(Component data from apps and pages)
=== Begin Enclosure ===
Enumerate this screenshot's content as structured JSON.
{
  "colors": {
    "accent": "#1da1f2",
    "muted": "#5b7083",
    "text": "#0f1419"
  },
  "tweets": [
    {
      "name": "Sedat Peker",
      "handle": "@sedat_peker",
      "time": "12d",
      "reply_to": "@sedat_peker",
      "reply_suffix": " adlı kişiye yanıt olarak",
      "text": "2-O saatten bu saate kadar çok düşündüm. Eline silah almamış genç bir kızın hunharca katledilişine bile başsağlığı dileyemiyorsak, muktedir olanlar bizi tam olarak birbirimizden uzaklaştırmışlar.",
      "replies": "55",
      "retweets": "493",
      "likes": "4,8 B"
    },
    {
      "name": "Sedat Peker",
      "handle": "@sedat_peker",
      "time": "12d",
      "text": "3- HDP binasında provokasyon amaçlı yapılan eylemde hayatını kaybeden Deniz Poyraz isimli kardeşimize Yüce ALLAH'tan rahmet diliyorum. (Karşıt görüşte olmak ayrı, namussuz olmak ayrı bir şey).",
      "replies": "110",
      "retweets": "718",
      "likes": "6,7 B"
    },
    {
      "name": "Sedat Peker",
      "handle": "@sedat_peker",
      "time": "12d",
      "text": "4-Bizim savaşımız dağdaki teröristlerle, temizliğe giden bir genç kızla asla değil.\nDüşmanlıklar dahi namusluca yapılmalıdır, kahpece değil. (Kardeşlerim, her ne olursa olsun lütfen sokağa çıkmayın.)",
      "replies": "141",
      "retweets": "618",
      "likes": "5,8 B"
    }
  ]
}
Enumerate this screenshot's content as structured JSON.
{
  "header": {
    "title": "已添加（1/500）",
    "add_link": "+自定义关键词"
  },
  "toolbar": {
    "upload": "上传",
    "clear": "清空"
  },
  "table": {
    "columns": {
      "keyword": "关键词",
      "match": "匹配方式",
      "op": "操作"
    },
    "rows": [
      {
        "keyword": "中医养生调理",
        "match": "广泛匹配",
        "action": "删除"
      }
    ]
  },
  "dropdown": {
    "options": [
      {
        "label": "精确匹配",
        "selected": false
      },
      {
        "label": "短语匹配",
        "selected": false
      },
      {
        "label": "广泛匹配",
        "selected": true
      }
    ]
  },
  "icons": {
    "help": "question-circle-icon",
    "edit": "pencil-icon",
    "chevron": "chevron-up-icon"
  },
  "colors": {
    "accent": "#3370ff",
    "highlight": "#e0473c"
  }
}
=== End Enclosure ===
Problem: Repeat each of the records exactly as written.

Output of the task:
Enumerate this screenshot's content as structured JSON.
{
  "colors": {
    "accent": "#1da1f2",
    "muted": "#5b7083",
    "text": "#0f1419"
  },
  "tweets": [
    {
      "name": "Sedat Peker",
      "handle": "@sedat_peker",
      "time": "12d",
      "reply_to": "@sedat_peker",
      "reply_suffix": " adlı kişiye yanıt olarak",
      "text": "2-O saatten bu saate kadar çok düşündüm. Eline silah almamış genç bir kızın hunharca katledilişine bile başsağlığı dileyemiyorsak, muktedir olanlar bizi tam olarak birbirimizden uzaklaştırmışlar.",
      "replies": "55",
      "retweets": "493",
      "likes": "4,8 B"
    },
    {
      "name": "Sedat Peker",
      "handle": "@sedat_peker",
      "time": "12d",
      "text": "3- HDP binasında provokasyon amaçlı yapılan eylemde hayatını kaybeden Deniz Poyraz isimli kardeşimize Yüce ALLAH'tan rahmet diliyorum. (Karşıt görüşte olmak ayrı, namussuz olmak ayrı bir şey).",
      "replies": "110",
      "retweets": "718",
      "likes": "6,7 B"
    },
    {
      "name": "Sedat Peker",
      "handle": "@sedat_peker",
      "time": "12d",
      "text": "4-Bizim savaşımız dağdaki teröristlerle, temizliğe giden bir genç kızla asla değil.\nDüşmanlıklar dahi namusluca yapılmalıdır, kahpece değil. (Kardeşlerim, her ne olursa olsun lütfen sokağa çıkmayın.)",
      "replies": "141",
      "retweets": "618",
      "likes": "5,8 B"
    }
  ]
}
Enumerate this screenshot's content as structured JSON.
{
  "header": {
    "title": "已添加（1/500）",
    "add_link": "+自定义关键词"
  },
  "toolbar": {
    "upload": "上传",
    "clear": "清空"
  },
  "table": {
    "columns": {
      "keyword": "关键词",
      "match": "匹配方式",
      "op": "操作"
    },
    "rows": [
      {
        "keyword": "中医养生调理",
        "match": "广泛匹配",
        "action": "删除"
      }
    ]
  },
  "dropdown": {
    "options": [
      {
        "label": "精确匹配",
        "selected": false
      },
      {
        "label": "短语匹配",
        "selected": false
      },
      {
        "label": "广泛匹配",
        "selected": true
      }
    ]
  },
  "icons": {
    "help": "question-circle-icon",
    "edit": "pencil-icon",
    "chevron": "chevron-up-icon"
  },
  "colors": {
    "accent": "#3370ff",
    "highlight": "#e0473c"
  }
}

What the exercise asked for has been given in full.